In September 2022, Economy Minister Robert Habeck announced two of the three power stations would be kept online through the 2022-23 winter to act as an “emergency reserve.” The operators criticised the move, pointing out that reactors take weeks to turn on or off and cannot be used to fulfil intermittent gaps.
Despite vowing to reduce dependence on Russian oil and gas, Germany increased its oil imports from Kazakhstan via a Russian pipeline. This meant that in neglect of Germany’s direct sanctions against Russia after the invasion of Ukraine, Russia would earn a transit fee through this import. In April 2023, once again confident about energy security, Germany finally returned to the plan to phase out all its nuclear reactors.
Germany’s nuclear phase-out has suffered from back-and-forth decision-making
Germany’s commercial investment in the nuclear sector began with the commissioning of the Kahl nuclear reactor in 1961. Politicians welcomed nuclear favourably and soon seven plants joined the country’s nuclear grid. The oil price shock in 1973/74 and then again in 1979/80 bought more acceptance to the use of nuclear. In what came to be known as the “nuclear consensus,” the politicians agreed to limit the lifespan of power stations to 32 years.
By the 1990’s more than one-third of electricity in the newly-united Germany came from 17 nuclear reactors.
The coalition government of 1998 included the Greens, a party that held the gradual phase-out of nuclear energy as a key feature in their policies. The move was quashed in 2009 when the new government cancelled a phase-out.
Former Chancellor Angela Merkel, a trained physicist herself, believed in the peaceful use of nuclear energy. “I will always consider it absurd to shut down technologically-safe nuclear power plants that don’t emit CO₂,” Merkel said in 2006.
Three days after the Fukushima disaster, a subdued Merkel announced the suspension of a recent approval to extend the lives of nuclear power plants. Eight reactors were shut down immediately, with the rest to be phased out gradually.
The German government has assured a stable supply of electricity after the phase-out. It even says that Germany will be able to export electricity, given high gas storage levels, new liquid gas terminals on the north coast and its simultaneous expansion in renewable capacity.
The economics of transition
The country has some of the lowest wholesale electricity prices in Europe, but its energy policies make the retail prices one of the highest. This means that taxes and surcharges account for more than half the domestic electricity price, the bills of which are footed by the citizens.
Does a switch to renewables change this cost?

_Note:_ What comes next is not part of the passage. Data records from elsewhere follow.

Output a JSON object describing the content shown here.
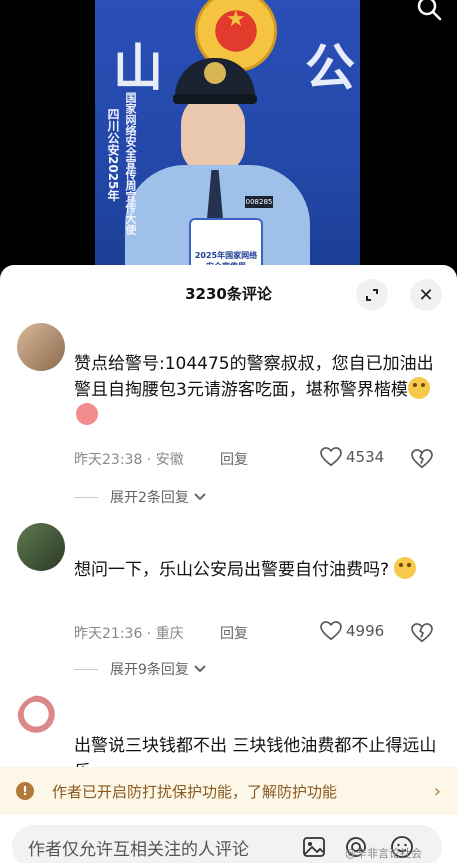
{
  "video": {
    "big_char_left": "山",
    "big_char_right": "公",
    "vertical_text_left": "四川公安2025年",
    "vertical_text_right": "国家网络安全宣传周宣传大使",
    "card_text": "2025年国家网络安全宣传周",
    "shoulder_tag": "008285"
  },
  "sheet": {
    "title": "3230条评论",
    "expand_icon": "expand-icon",
    "close_label": "✕"
  },
  "comments": [
    {
      "username": "",
      "text": "赞点给警号:104475的警察叔叔，您自已加油出警且自掏腰包3元请游客吃面，堪称警界楷模",
      "time_location": "昨天23:38 · 安徽",
      "reply_label": "回复",
      "likes": "4534",
      "expand_label": "展开2条回复"
    },
    {
      "username": "",
      "text": "想问一下，乐山公安局出警要自付油费吗?",
      "time_location": "昨天21:36 · 重庆",
      "reply_label": "回复",
      "likes": "4996",
      "expand_label": "展开9条回复"
    },
    {
      "username": "",
      "text": "出警说三块钱都不出 三块钱他油费都不止得远山乐"
    }
  ],
  "banner": {
    "text": "作者已开启防打扰保护功能，了解防护功能",
    "icon": "!"
  },
  "input": {
    "placeholder": "作者仅允许互相关注的人评论",
    "watermark": "@辛非言论社会"
  },
  "colors": {
    "banner_bg": "#fdf7e8",
    "banner_text": "#8a5a22",
    "video_blue": "#2348a8"
  }
}
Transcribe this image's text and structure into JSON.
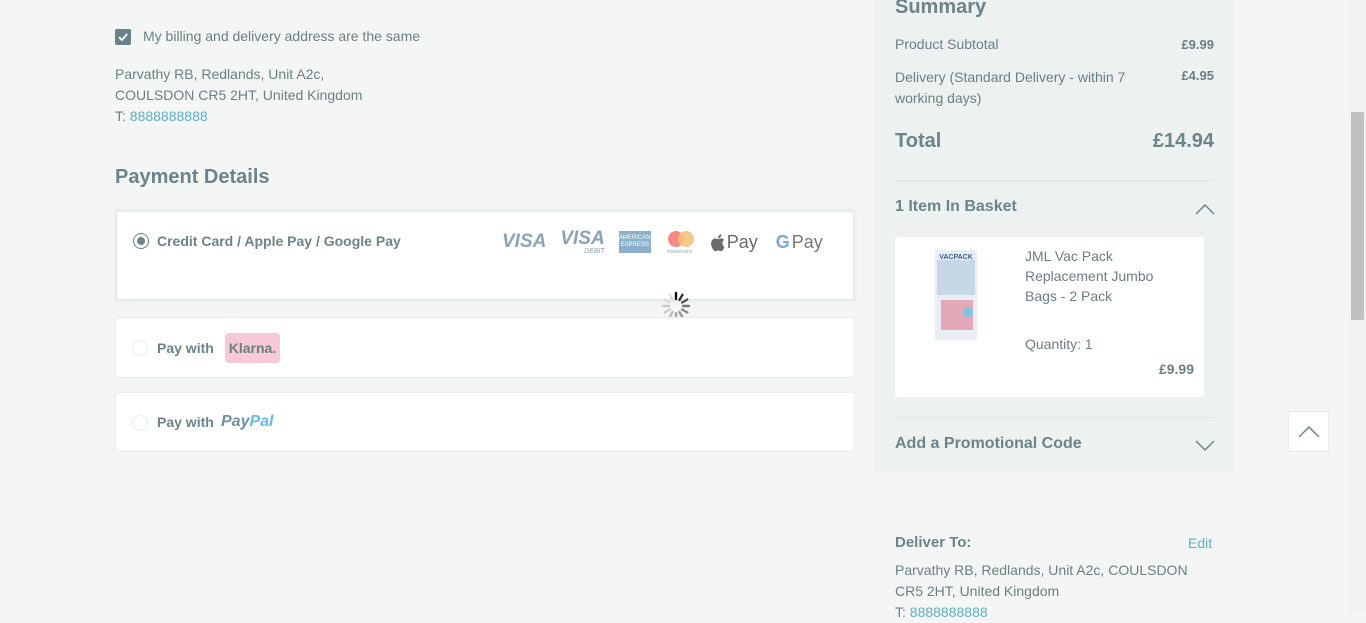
{
  "billing": {
    "same_label": "My billing and delivery address are the same",
    "same_checked": true,
    "address_line1": "Parvathy RB, Redlands, Unit A2c,",
    "address_line2": "COULSDON CR5 2HT, United Kingdom",
    "phone_prefix": "T:",
    "phone": "8888888888"
  },
  "payment": {
    "title": "Payment Details",
    "options": [
      {
        "label": "Credit Card / Apple Pay / Google Pay",
        "selected": true
      },
      {
        "label": "Pay with",
        "brand": "Klarna.",
        "selected": false
      },
      {
        "label": "Pay with",
        "brand_part1": "Pay",
        "brand_part2": "Pal",
        "selected": false
      }
    ],
    "card_logos": {
      "visa": "VISA",
      "visa_debit": "VISA",
      "visa_debit_sub": "DEBIT",
      "amex_line1": "AMERICAN",
      "amex_line2": "EXPRESS",
      "mastercard_text": "mastercard",
      "apple_pay": "Pay",
      "google_pay": "Pay",
      "google_g": "G"
    }
  },
  "summary": {
    "title": "Summary",
    "subtotal_label": "Product Subtotal",
    "subtotal_value": "£9.99",
    "delivery_label": "Delivery (Standard Delivery - within 7 working days)",
    "delivery_value": "£4.95",
    "total_label": "Total",
    "total_value": "£14.94",
    "basket_heading": "1 Item In Basket",
    "basket_items": [
      {
        "name": "JML Vac Pack Replacement Jumbo Bags - 2 Pack",
        "quantity": "Quantity: 1",
        "price": "£9.99",
        "image_text": "VACPACK"
      }
    ],
    "promo_label": "Add a Promotional Code"
  },
  "delivery": {
    "title": "Deliver To:",
    "edit_label": "Edit",
    "address": "Parvathy RB, Redlands, Unit A2c, COULSDON CR5 2HT, United Kingdom",
    "phone_prefix": "T:",
    "phone": "8888888888"
  },
  "colors": {
    "accent": "#6b8489",
    "link": "#5bb1c0",
    "klarna_pink": "#f7c8d6"
  }
}
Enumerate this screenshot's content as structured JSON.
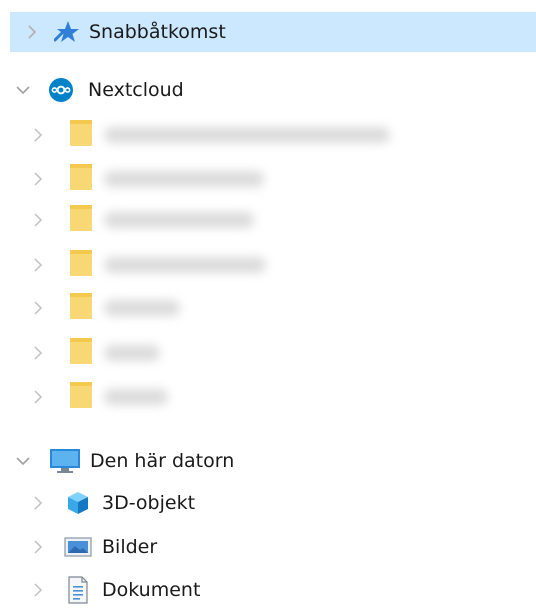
{
  "tree": {
    "quick_access": {
      "label": "Snabbåtkomst",
      "expanded": false,
      "selected": true,
      "icon": "star-icon"
    },
    "nextcloud": {
      "label": "Nextcloud",
      "expanded": true,
      "icon": "nextcloud-icon",
      "folders": [
        {
          "label": "",
          "expanded": false,
          "icon": "folder-icon"
        },
        {
          "label": "",
          "expanded": false,
          "icon": "folder-icon"
        },
        {
          "label": "",
          "expanded": false,
          "icon": "folder-icon"
        },
        {
          "label": "",
          "expanded": false,
          "icon": "folder-icon"
        },
        {
          "label": "",
          "expanded": false,
          "icon": "folder-icon"
        },
        {
          "label": "",
          "expanded": false,
          "icon": "folder-icon"
        },
        {
          "label": "",
          "expanded": false,
          "icon": "folder-icon"
        }
      ]
    },
    "this_pc": {
      "label": "Den här datorn",
      "expanded": true,
      "icon": "computer-icon",
      "children": [
        {
          "label": "3D-objekt",
          "icon": "3d-objects-icon"
        },
        {
          "label": "Bilder",
          "icon": "pictures-icon"
        },
        {
          "label": "Dokument",
          "icon": "documents-icon"
        }
      ]
    }
  },
  "colors": {
    "selection": "#cce8ff",
    "folder": "#f8d775",
    "star": "#2f7fd6",
    "nextcloud": "#0082c9",
    "chevron": "#a0a0a0"
  }
}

The World Nuclear Report of 2022 documents that unsubsidized average electricity generating costs overall declined between 2009 and 2021. In the case of solar PV, generation prices fell from $359 to $36 per MWh, a fall of 90%. For wind prices from $135 to $38 per MWh, a fall of 72%. For nuclear, however, costs went up from $123 to $167 per MWh, an increase of 36%.
Between 2017 and 2022, Germany’s renewables share grew from 36% to 44%. Alongside this, the continuing decline in the construction costs of renewables has meant that net annual installations will increase as investments increase. According to the International Renewable Energy Agency’s report, a record of 314GW of renewable capacity was installed in 2021 alone, a 17% increase from the previous year.

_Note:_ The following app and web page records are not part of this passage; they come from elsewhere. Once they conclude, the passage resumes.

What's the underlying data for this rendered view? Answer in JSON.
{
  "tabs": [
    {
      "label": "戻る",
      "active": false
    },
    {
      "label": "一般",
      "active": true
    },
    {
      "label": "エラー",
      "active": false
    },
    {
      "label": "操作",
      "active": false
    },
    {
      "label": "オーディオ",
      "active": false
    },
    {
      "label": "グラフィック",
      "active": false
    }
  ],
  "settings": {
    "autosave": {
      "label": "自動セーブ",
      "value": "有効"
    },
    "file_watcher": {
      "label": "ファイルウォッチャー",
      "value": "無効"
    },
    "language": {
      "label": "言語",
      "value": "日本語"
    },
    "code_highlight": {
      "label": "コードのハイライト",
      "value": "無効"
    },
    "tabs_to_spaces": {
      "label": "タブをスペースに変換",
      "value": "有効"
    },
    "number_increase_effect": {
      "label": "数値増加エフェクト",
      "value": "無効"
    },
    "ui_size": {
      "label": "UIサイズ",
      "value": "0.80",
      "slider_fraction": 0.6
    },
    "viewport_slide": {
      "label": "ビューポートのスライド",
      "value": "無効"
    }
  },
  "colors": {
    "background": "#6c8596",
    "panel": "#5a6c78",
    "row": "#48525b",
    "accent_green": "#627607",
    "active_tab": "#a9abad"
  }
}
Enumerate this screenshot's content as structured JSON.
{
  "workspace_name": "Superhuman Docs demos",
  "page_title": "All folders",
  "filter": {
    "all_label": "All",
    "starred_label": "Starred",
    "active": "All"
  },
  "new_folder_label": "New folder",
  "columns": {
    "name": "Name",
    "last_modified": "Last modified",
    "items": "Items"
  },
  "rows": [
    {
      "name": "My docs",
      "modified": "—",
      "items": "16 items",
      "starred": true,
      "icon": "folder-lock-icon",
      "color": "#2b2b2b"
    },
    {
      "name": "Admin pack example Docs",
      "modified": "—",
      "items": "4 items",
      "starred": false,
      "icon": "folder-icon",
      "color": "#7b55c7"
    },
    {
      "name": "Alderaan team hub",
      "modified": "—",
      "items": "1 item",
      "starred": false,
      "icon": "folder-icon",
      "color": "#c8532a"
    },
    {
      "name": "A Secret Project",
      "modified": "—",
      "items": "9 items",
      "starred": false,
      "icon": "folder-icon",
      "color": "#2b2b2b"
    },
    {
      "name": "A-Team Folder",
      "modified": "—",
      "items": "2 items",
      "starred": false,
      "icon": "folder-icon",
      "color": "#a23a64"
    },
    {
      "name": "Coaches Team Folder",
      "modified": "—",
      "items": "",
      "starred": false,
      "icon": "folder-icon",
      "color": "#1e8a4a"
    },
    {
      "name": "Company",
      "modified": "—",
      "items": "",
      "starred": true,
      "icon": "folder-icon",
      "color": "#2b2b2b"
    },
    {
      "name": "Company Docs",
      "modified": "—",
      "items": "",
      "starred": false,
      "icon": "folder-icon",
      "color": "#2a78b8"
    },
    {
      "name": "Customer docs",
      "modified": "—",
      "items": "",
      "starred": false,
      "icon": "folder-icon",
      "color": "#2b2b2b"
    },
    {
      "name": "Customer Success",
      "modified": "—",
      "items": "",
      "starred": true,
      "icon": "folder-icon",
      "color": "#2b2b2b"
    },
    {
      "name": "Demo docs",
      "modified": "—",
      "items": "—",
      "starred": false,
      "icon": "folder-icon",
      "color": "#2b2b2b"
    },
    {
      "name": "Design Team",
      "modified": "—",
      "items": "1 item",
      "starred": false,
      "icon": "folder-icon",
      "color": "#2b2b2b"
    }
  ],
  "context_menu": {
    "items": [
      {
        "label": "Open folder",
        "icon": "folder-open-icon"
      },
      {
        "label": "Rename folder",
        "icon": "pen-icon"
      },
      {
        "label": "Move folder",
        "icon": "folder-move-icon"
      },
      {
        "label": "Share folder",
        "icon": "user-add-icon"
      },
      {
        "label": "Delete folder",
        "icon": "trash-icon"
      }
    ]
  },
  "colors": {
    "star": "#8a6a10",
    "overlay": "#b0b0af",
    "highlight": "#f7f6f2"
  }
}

Today, nuclear power plants operate in 32 countries and generate one-tenth of the world’s electricity. For two decades since 1996, the share of nuclear power in electricity generation stagnated at 10.5%, increasing marginally in 2016 by 1.4% when China added to the share of nuclear power. In the past decade, the growth of power generated from nuclear sources has only been marginal, and investing in extending the lives of existing reactors increasingly seems economically unattractive
As of May 2023, 60 new nuclear reactors are under construction. France has proposed six new nuclear reactors by 2035, doubling down on its state-owned nuclear industry.